In Uncategorized on January 21, 2010 by toddallinmorman

Please find my comments to the professor on this issue he suggested I  post on the blog for comment. The important part is the proposed rotation method in the final paragraph.

Todd

Your suggested method of randomly selected private comments would likely leave several persons each week without someone’s comments.

There are currently listed 14 students in the class. There is a 12/13 chance that any particular student will not be chosen when one person randomly selects a student. With this chance happening 13 times (as the person would not review herself), there is a 106993205379072/

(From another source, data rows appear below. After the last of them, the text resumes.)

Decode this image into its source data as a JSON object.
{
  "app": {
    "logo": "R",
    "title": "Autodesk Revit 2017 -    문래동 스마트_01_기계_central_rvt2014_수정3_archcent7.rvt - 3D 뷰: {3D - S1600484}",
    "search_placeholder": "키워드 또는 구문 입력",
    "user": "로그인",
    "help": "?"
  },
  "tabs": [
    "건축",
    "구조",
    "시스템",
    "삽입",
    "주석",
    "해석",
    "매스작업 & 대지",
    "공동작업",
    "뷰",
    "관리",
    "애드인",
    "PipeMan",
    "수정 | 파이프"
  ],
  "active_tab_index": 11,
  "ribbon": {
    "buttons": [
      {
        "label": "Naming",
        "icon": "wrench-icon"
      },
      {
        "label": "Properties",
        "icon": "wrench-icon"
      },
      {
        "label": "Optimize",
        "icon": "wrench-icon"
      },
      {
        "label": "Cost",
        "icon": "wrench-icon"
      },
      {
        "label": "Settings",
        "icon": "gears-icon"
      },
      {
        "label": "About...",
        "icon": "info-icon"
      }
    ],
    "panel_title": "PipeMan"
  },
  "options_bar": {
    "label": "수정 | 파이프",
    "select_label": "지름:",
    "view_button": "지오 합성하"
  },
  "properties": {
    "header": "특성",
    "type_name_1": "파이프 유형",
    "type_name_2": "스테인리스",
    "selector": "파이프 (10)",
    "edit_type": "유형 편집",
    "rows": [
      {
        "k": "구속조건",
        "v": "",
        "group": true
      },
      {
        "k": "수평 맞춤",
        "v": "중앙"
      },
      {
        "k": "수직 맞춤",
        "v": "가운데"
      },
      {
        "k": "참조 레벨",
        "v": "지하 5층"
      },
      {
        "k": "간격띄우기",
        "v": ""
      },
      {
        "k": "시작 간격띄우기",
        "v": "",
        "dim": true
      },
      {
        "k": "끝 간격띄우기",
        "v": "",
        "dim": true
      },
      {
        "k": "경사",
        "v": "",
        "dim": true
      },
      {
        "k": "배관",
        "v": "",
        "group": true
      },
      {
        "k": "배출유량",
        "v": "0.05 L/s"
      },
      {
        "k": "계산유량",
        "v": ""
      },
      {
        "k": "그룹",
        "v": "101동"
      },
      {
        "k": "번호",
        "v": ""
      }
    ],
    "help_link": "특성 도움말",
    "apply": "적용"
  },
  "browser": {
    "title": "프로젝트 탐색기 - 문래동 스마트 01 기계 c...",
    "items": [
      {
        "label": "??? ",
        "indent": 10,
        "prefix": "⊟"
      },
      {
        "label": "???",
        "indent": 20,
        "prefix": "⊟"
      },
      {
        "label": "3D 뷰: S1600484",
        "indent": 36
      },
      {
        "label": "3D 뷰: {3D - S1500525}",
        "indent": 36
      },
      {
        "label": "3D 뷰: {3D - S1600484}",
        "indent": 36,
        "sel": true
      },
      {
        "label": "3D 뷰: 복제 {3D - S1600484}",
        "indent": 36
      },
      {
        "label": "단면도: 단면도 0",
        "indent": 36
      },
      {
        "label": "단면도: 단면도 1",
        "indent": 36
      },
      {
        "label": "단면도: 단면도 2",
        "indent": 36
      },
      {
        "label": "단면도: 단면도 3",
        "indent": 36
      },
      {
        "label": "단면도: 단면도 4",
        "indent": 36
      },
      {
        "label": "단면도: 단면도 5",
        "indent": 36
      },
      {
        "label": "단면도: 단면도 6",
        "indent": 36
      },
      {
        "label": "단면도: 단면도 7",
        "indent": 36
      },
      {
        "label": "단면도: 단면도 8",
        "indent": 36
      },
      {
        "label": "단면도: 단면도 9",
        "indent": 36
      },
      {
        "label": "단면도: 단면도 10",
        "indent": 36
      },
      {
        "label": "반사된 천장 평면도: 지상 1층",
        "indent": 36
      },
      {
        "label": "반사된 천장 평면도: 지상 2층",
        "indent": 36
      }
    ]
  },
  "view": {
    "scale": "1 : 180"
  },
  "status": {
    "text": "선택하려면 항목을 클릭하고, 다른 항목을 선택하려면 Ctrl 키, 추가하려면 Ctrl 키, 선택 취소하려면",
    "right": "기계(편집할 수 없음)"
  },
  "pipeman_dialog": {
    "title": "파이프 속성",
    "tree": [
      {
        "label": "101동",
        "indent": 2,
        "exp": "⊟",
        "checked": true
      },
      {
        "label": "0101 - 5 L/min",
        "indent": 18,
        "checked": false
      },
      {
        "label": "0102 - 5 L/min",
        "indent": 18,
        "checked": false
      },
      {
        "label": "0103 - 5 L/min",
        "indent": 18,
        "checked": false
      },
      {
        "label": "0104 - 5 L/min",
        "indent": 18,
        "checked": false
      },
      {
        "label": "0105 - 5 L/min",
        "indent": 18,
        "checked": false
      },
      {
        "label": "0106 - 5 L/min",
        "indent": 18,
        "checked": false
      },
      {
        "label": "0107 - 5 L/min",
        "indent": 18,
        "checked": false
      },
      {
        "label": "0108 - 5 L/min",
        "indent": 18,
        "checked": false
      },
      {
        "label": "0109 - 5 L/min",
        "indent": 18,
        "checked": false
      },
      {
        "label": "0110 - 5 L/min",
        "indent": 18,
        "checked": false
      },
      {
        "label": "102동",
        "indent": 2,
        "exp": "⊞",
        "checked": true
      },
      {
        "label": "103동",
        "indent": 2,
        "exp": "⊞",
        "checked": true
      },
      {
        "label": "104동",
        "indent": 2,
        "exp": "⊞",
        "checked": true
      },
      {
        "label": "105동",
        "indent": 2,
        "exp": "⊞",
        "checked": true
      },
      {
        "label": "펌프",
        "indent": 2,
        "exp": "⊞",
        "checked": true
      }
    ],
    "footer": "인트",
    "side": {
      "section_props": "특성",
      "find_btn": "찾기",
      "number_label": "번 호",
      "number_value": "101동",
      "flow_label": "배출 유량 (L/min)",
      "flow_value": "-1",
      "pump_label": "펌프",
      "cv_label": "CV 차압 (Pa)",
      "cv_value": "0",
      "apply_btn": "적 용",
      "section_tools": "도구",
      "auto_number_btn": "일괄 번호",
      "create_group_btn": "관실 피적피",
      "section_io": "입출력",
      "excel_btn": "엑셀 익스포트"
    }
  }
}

302875106592253 or about a 35% chance any one student will not have their summary commented on. Thus it is statistically likely an average nearing 4.9 students per week will not have comments on their summaries.
A simple way of ensuring that each person receives comments would be to have each person comment on the person whose the name is the number of weeks into the course below their own name and if one reached beyond the bottom of the list, continue counting down at the beginning. Thus each week a person has an assigned commenter, and each person will comment on another person each week. One would, of course, skip themselves on week 14. The algorithm is also simple, approachable, and everyone would know who to expect a comment from.
[This was written before I learned that some on the list may not be posting summaries. The simple tweak for that would be to exclude them from the master list of order.]